Other days I simpy smile and say "hello." That's it- its as  simple as that, and yet how often do we forget to do that? We would never open the door for a friend with a surely glare or a disapproing eye- why do we  do this to our students? I try to make eye contact with each student and smile directly at them. Too many of them live in smileless worlds, they need this  emotional hug. I can also use this time for quick questions, "how did the science test go Jane?" "Hey did you win your game last night Jimmy" "Claire you look very nice today, I really like that color on you." The important thing here is that I mean what I'm saying. Claire did look nice, I did want to hear about Jimmy's game, and I know Jane was worried about the Science test.

I try to stay in the hallway until the second bell rings, so that even the late students, the ones that would normally slip in right when the bell rings and try to go on noticed, get a big smile or a compliment from me- they deserve it too, and may need it more than others.

I think the teachers I work with do a really nice job at being in the hallway in between classes, but I've heard some educators say, "I don't have time for that I need to be at the front  of the class ready to go as soon as the bell rings" or "I need to be in my room inbetween classes to talk with students or to set up for the next group." I understand these concerns, and maybe this is not something you feel you can do every day- but try it even once a week (maybe on Monday to set the tone for the week)?

This is such a small act that let's the students know that you care about them, you're excited for them to be there, and they are in an emotionally safe space.

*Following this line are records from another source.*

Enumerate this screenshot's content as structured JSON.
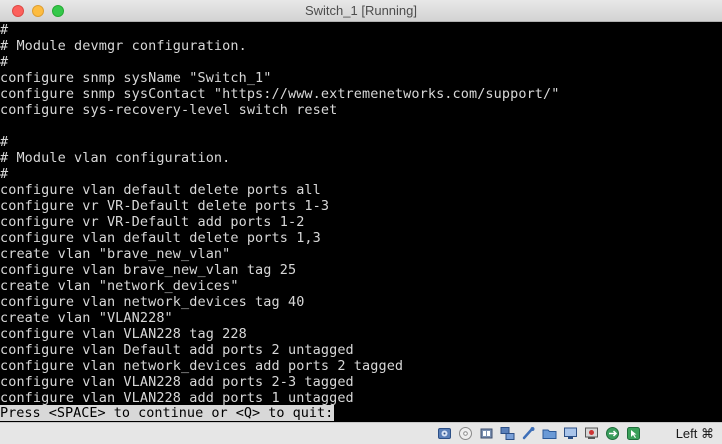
{
  "window": {
    "title": "Switch_1 [Running]"
  },
  "terminal": {
    "lines": [
      "#",
      "# Module devmgr configuration.",
      "#",
      "configure snmp sysName \"Switch_1\"",
      "configure snmp sysContact \"https://www.extremenetworks.com/support/\"",
      "configure sys-recovery-level switch reset",
      "",
      "#",
      "# Module vlan configuration.",
      "#",
      "configure vlan default delete ports all",
      "configure vr VR-Default delete ports 1-3",
      "configure vr VR-Default add ports 1-2",
      "configure vlan default delete ports 1,3",
      "create vlan \"brave_new_vlan\"",
      "configure vlan brave_new_vlan tag 25",
      "create vlan \"network_devices\"",
      "configure vlan network_devices tag 40",
      "create vlan \"VLAN228\"",
      "configure vlan VLAN228 tag 228",
      "configure vlan Default add ports 2 untagged",
      "configure vlan network_devices add ports 2 tagged",
      "configure vlan VLAN228 add ports 2-3 tagged",
      "configure vlan VLAN228 add ports 1 untagged"
    ],
    "prompt": "Press <SPACE> to continue or <Q> to quit:"
  },
  "statusbar": {
    "icons": [
      "hard-disk-icon",
      "optical-drive-icon",
      "audio-icon",
      "network-icon",
      "usb-icon",
      "shared-folder-icon",
      "display-icon",
      "recording-icon",
      "drag-drop-icon",
      "mouse-integration-icon"
    ],
    "host_key": "Left ⌘"
  },
  "colors": {
    "terminal_bg": "#000000",
    "terminal_fg": "#d8d8d8",
    "titlebar": "#dcdcdc"
  }
}
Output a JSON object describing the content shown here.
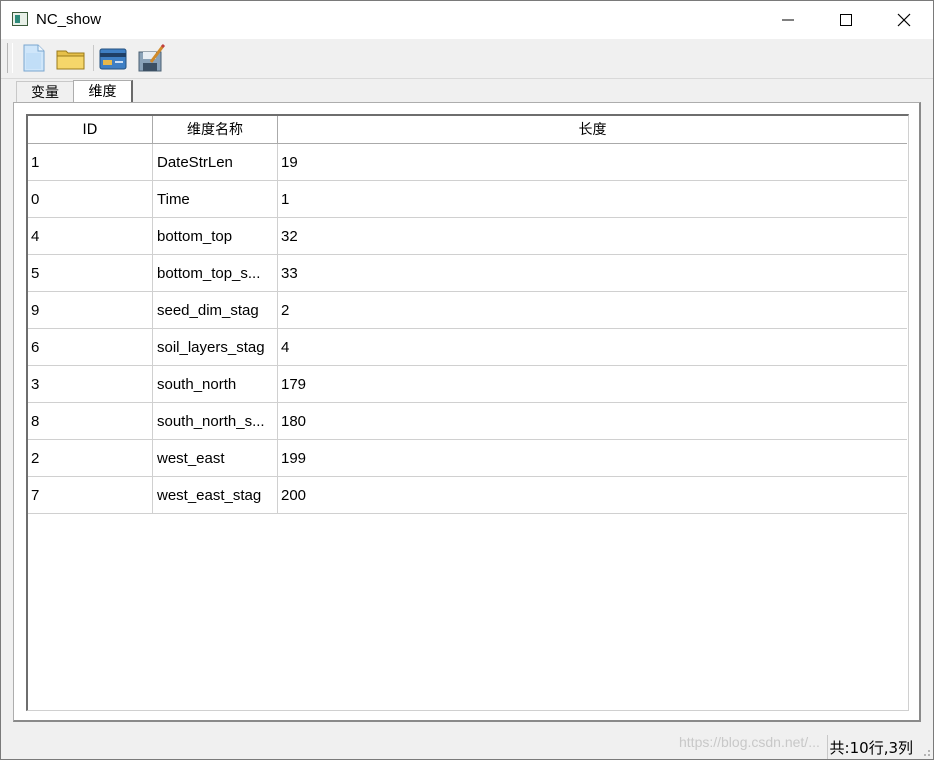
{
  "window": {
    "title": "NC_show"
  },
  "toolbar": {
    "buttons": [
      {
        "name": "new-file",
        "icon": "document-icon"
      },
      {
        "name": "open-folder",
        "icon": "folder-icon"
      },
      {
        "name": "card",
        "icon": "card-icon"
      },
      {
        "name": "save-edit",
        "icon": "save-icon"
      }
    ]
  },
  "tabs": [
    {
      "label": "变量",
      "active": false
    },
    {
      "label": "维度",
      "active": true
    }
  ],
  "table": {
    "headers": [
      "ID",
      "维度名称",
      "长度"
    ],
    "rows": [
      {
        "id": "1",
        "name": "DateStrLen",
        "length": "19"
      },
      {
        "id": "0",
        "name": "Time",
        "length": "1"
      },
      {
        "id": "4",
        "name": "bottom_top",
        "length": "32"
      },
      {
        "id": "5",
        "name": "bottom_top_s...",
        "length": "33"
      },
      {
        "id": "9",
        "name": "seed_dim_stag",
        "length": "2"
      },
      {
        "id": "6",
        "name": "soil_layers_stag",
        "length": "4"
      },
      {
        "id": "3",
        "name": "south_north",
        "length": "179"
      },
      {
        "id": "8",
        "name": "south_north_s...",
        "length": "180"
      },
      {
        "id": "2",
        "name": "west_east",
        "length": "199"
      },
      {
        "id": "7",
        "name": "west_east_stag",
        "length": "200"
      }
    ]
  },
  "status": {
    "summary": "共:10行,3列",
    "watermark": "https://blog.csdn.net/..."
  },
  "colors": {
    "window_bg": "#f0f0f0",
    "pane_bg": "#ffffff",
    "grid_line": "#d0d0d0"
  }
}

I'll admit that I have been waning in my hallway presence as this year has gone on- just in thinking about the importance of this and writing this post, I need to get back out there. I really believe it is so important to greet students with a smile.

Let's revisit the restaurant analogy again. Does it make more sense now? In the same way that the hostess is the facee of the restaurant, we are the face of our classrooms. Unlike a restaurant however, our students cannot simply choose to leave, or not return in the future if they feel uncomfortable. They are required to come to our class- but if we're being honest, shouldn't we want them to come to our class?

I smile at my students as much as I can- but they make me smile, and even  laugh. Sure, some of it is that working in the trenches of hormonally charged awkward middle schoolers can make you laugh (occassionally at them, often with them, sometimes in spite of them, always at myself) but I like to think that students are the bright spot in education. Data, standardized exams, and minute by minute state approved plans may be dampening the school experience both for educators and students alike- but my students? They're human- which is the one variable we can't graph- but getting a student to smile who never shows emotion? Off the charts.

Do you smile before Christmas? What are some ways we can set a positive tone for our students?